Most mornings when I’m home, I go downstairs first, make coffee (decaf) and bring up a cup for my husband. He has never been (or will be) a morning person. Except recently, I’ve had to alter this routine. I put the pot on, but now I have to wait for him to go down and take his first blood sugar reading of the day before he has coffee—with Equal instead of sugar. Two weeks ago, he was diagnosed with diabetes.
WHAM—that came out of the blue, sort of. After he’d come back from a family funeral in North Carolina, he started saying he needed to get a check-up. And he said his eyesight was a little blurry. He figured he was kind of run down. When he actually did see the doctor, it wasn’t even during his own appointment. He had taken his Dad to the doctor—one who has become friendly through many years and regular visits. Dr. Marsh asked Hiram how he was feeling and when he mentioned the blurry eyesight the doctor took his blood pressure. It was VERY high at which point he gave him medication, took some blood and said he would be in touch. That was on Saturday. Sunday night at 8:30 the doctor called to tell him how high his sugar was and to get him in to the office the next day.
Just like that everything changed.
I am grateful to Dr. Marsh for taking the initiative to check on someone who was, technically speaking, not his patient. And I’m really grateful that Hiram found all this out before something truly awful—like a heart attack or a stroke—happened.
Does he fit the profile? Middle-aged Black man who weighs a little more than ideal. And there is history of both conditions in his family. Yep, right on target. Still, it was a shock—for both of us. For him, it’s the first big, serious episode of his body rebelling and having to take medications and change his habits to control it. First time he’s taken sick leave for more than the flu or some passing stomach virus. He’s been in a bit of a funk as a result, but he’s following his new dietary. . . readjustments (I almost said restrictions, but we’re working to stay positive here) carefully, and charting his numbers faithfully. And we are both doing a lot of label reading—to keep his carbohydrate and sodium intake down. The changes will benefit both of us. I’ve gotten a bit. . .fluffy in recent years.
And I’ve been in a bit of a fog myself. Making sure he has what he needs, changing the way I cook. I found this salt-free seasoning mixture called Spike that is really tasty. Fage plain yogurt (it’s strained Greek yogurt with an amazingly creamy texture. We’ve been using the 2% variety. They do make zero fat also) mixed with a little Equal and some extract—vanilla, almond, lemon—is soooo yummy and satisfying. Way tastier than diet yogurt, and as satisfying to me as ice cream—that’s saying a lot.

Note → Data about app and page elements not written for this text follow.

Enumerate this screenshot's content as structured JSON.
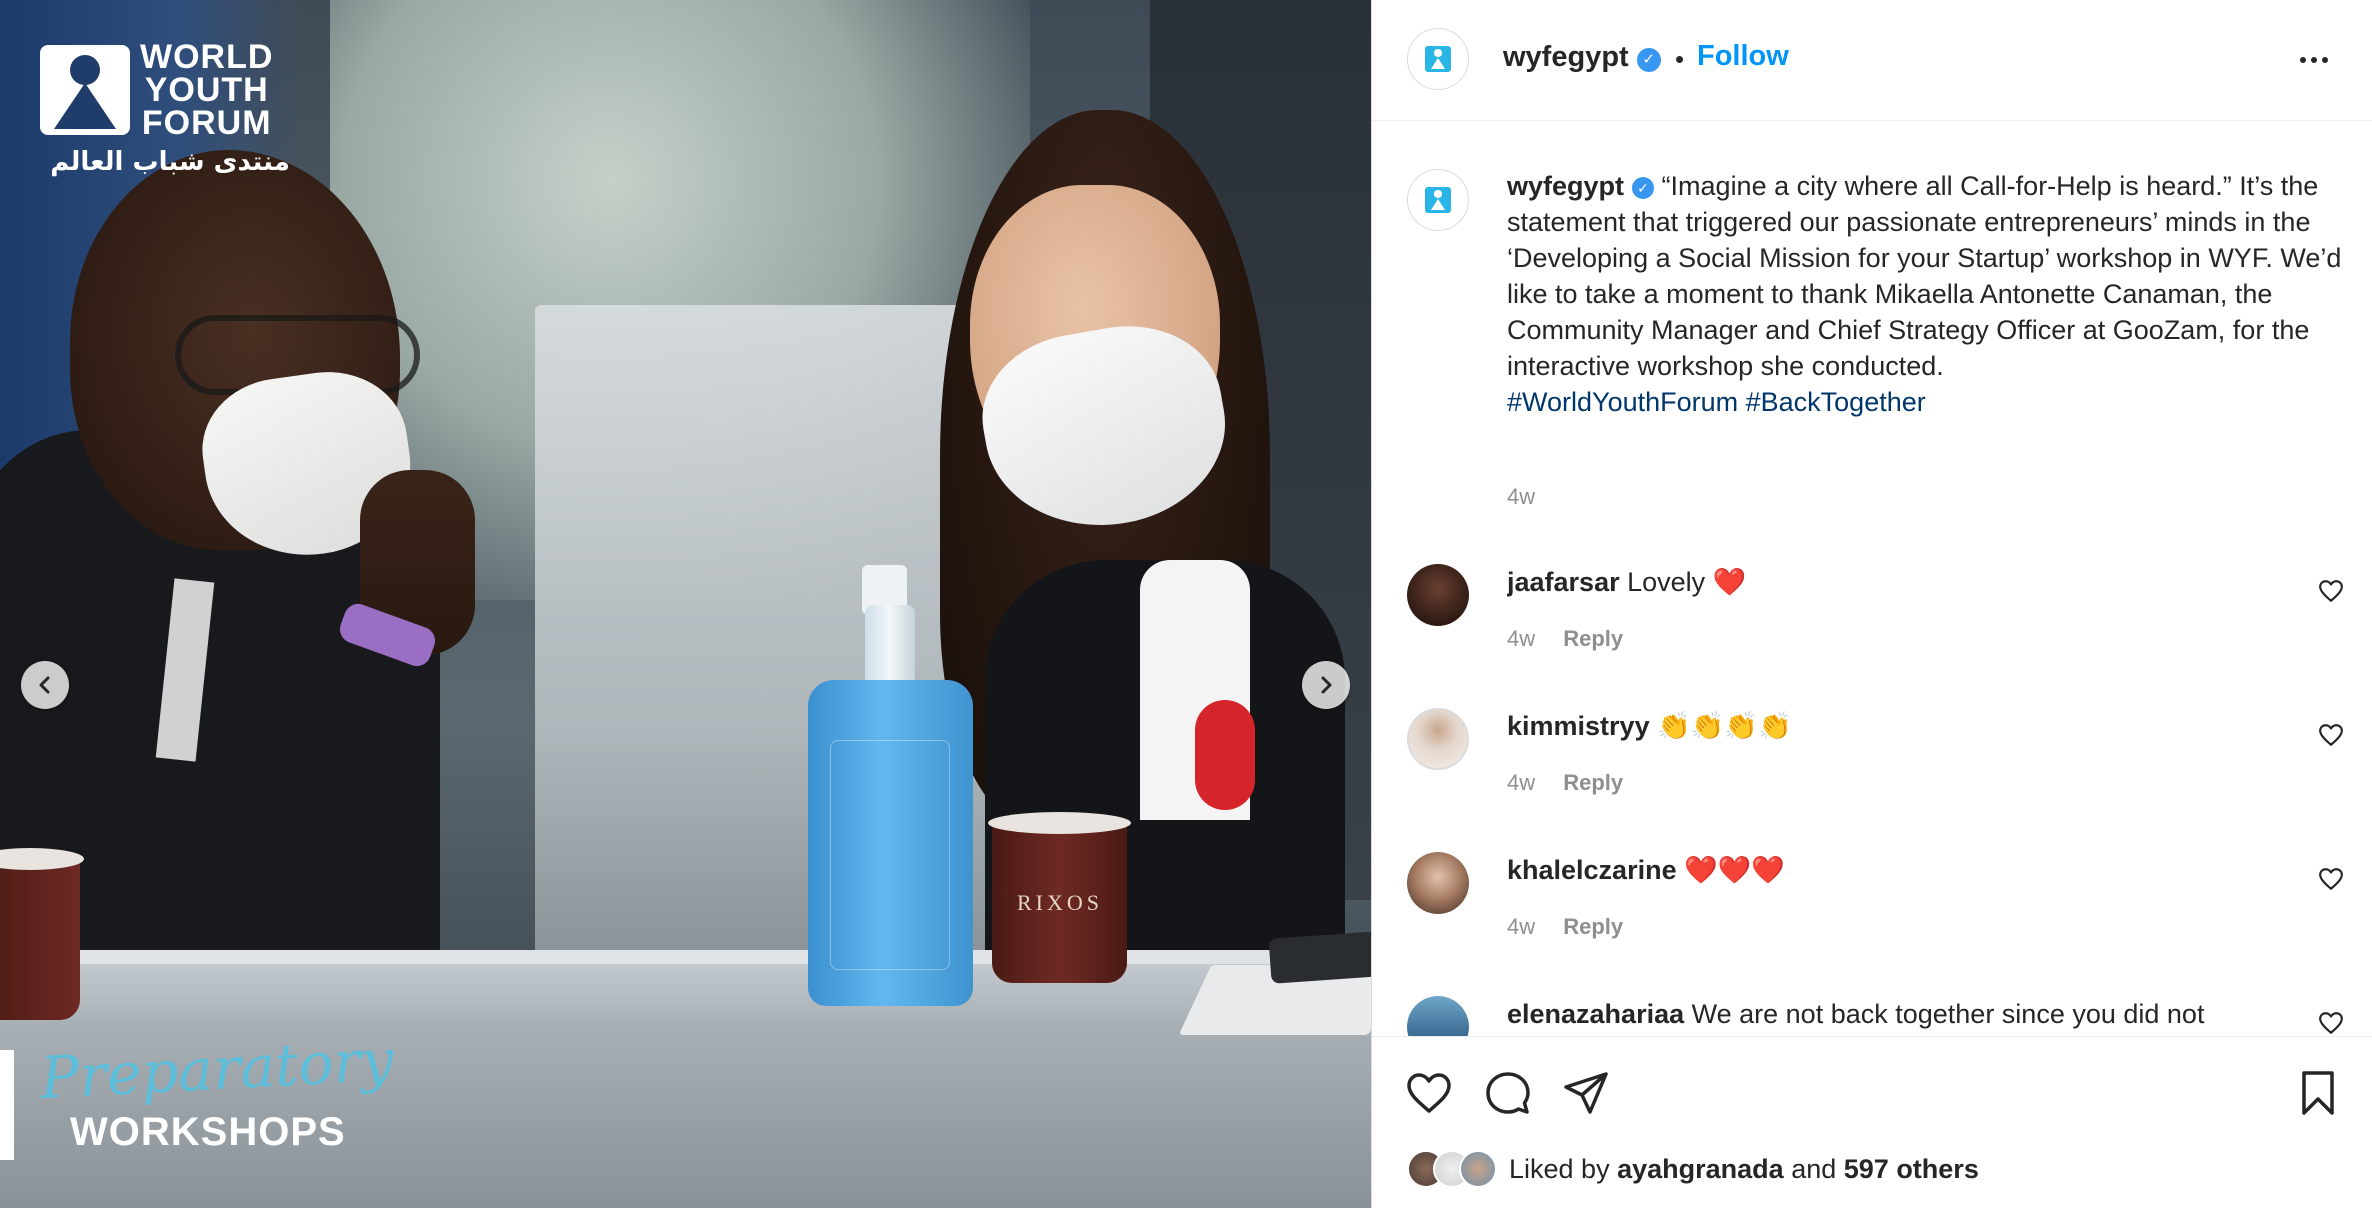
{
  "post": {
    "image": {
      "logo_lines": [
        "WORLD",
        "YOUTH",
        "FORUM"
      ],
      "logo_arabic": "منتدى شباب العالم",
      "banner_script": "Preparatory",
      "banner_title": "WORKSHOPS",
      "cup_brand": "RIXOS"
    }
  },
  "header": {
    "username": "wyfegypt",
    "verified": true,
    "separator": "•",
    "follow_label": "Follow"
  },
  "caption": {
    "username": "wyfegypt",
    "text": "“Imagine a city where all Call-for-Help is heard.” It’s the statement that triggered our passionate entrepreneurs’ minds in the ‘Developing a Social Mission for your Startup’ workshop in WYF. We’d like to take a moment to thank Mikaella Antonette Canaman, the Community Manager and Chief Strategy Officer at GooZam, for the interactive workshop she conducted.",
    "hashtags": "#WorldYouthForum #BackTogether",
    "time": "4w"
  },
  "comments": [
    {
      "username": "jaafarsar",
      "text": "Lovely ❤️",
      "time": "4w",
      "reply_label": "Reply"
    },
    {
      "username": "kimmistryy",
      "text": "👏👏👏👏",
      "time": "4w",
      "reply_label": "Reply"
    },
    {
      "username": "khalelczarine",
      "text": "❤️❤️❤️",
      "time": "4w",
      "reply_label": "Reply"
    },
    {
      "username": "elenazahariaa",
      "text": "We are not back together since you did not",
      "time": "",
      "reply_label": ""
    }
  ],
  "likes": {
    "prefix": "Liked by",
    "user": "ayahgranada",
    "joiner": "and",
    "others": "597 others"
  },
  "colors": {
    "accent": "#0095f6",
    "verified": "#3897f0",
    "hashtag": "#00376b",
    "muted": "#8e8e8e"
  }
}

But mostly the fog is about how serious this was and how fast life can slide by. Good grief, it seems impossible Hiram and I have known each other for twenty three years--been married for twenty of them. We’ve been through a lot together. And we both still feel young, which is great in terms of outlook. The numbers, however, are less forgiving. They are what they are. We are both really good about taking care of business—with family and friends, with our jobs. But we’ve truly fallen down on the job in the enjoying life area. He loves doing bike tours, but he hasn’t ridden in several years. We both enjoy camping, hiking, going to hear jazz. . . Haven’t made any time for those things either. And it’s not that taking care of business isn’t pressing. In the last two years Virginia and I have written two novels and a screenplay. We’re working on a plot for the next book, but for the last two weeks my head hasn’t been in it. Goodness, this time last year I got a phone call, “out of the blue,” and raced off to take care of my Mom, who had been in a serious car accident in Arizona (she continues to do better, thank God).
The point is: life is precious, and finite, and while there is always work to be done, life is meant to be enjoyed too. I admit I am still remedial on this point—joy was not featured on the Top Ten List in my house when I was growing up—but attending to our joy levels needs to be right up there with watching our glucose levels.
So, be aware of what your body is telling you. Diabetes and high blood pressure affect African Americans disproportionately. Check out the American Diabetes Association for more info, diet tips and recipes: Click here: American Diabetes Association Home Page
. And today is a lovely day. Regular exercise is an important part of controlling both blood pressure and diabetes, so Hiram and I are going to grab some breakfast and go for a walk—and enjoy the sunshine, the budding trees, the daffodils and each other. That’s the business we’re taking care of today.
Labels: diabetes, diet, doctor, family, health, high blood pressure, hypertension